Not every role will have it's performance be directly measurable. Measure directly what you can within a role, and be honest about the parts where you can't.

It's ok to call that out with the team: The organization will attempt to measure performance as objectively as possible, and it won't work perfectly the first time (or maybe ever).

Decide how you'll measure performance when it's subjective

The hardest exercise will be for leaders to define performance metrics when performance is more subjective. Take the time to think through metrics that are as objective as possible while not losing the nuance of each role.

Take the time to think through the second-order incentives of measuring performance with just those metrics. Is there a way to game the system with these metrics? Can we prevent or detect that behavior?

Be explicit and abide by the metrics

To run a company as a meritocracy, you first must define merit for every role. Next, you must be explicit. Without being explicit, employees will be unlikely to guess the right behavior on their own.

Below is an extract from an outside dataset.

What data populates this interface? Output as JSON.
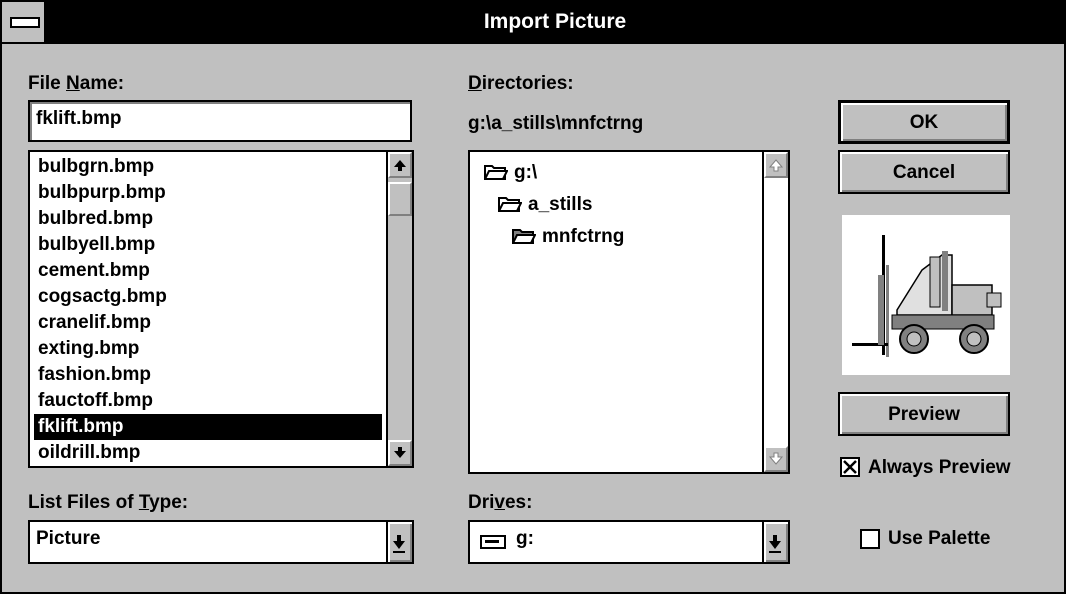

For meritocracies, the rubber meets the road when it's time to reward performance based on the agreed-upon metrics. If the metrics are telling you that the performance of a person or team doesn't line up with your intuition on their performance, there are two reasons:

  1. The metrics are doing their job of overriding subjectivity when objectivity is possible.
  2. The metrics need adjustment.

Usually, it's both, but it's disastrous not to abide by the metrics when rewarding performance. That'll teach people that metrics aren't the true system for measuring performance. At the same time, incorrect metrics must be re-evaluated and updated going forward.

Re-evaluate and admit mistakes

The metrics will always be wrong; they will always need adjustment. The key is adjusting them after each cycle, not as you decide on rewards.

Adjust the metrics and be honest that they will always need adjustment, and they're getting better over time. If you've hired well, this practice will build trust in the organization. People will want to work with the leadership team to improve the metrics so they're better going forward.

Don't give up

If every organization is a meritocracy that measures merit in some way, it might as well try to build a system that rewards merit in a way that's fair and helps the organization achieve its goals. It's hard, but it's worth it.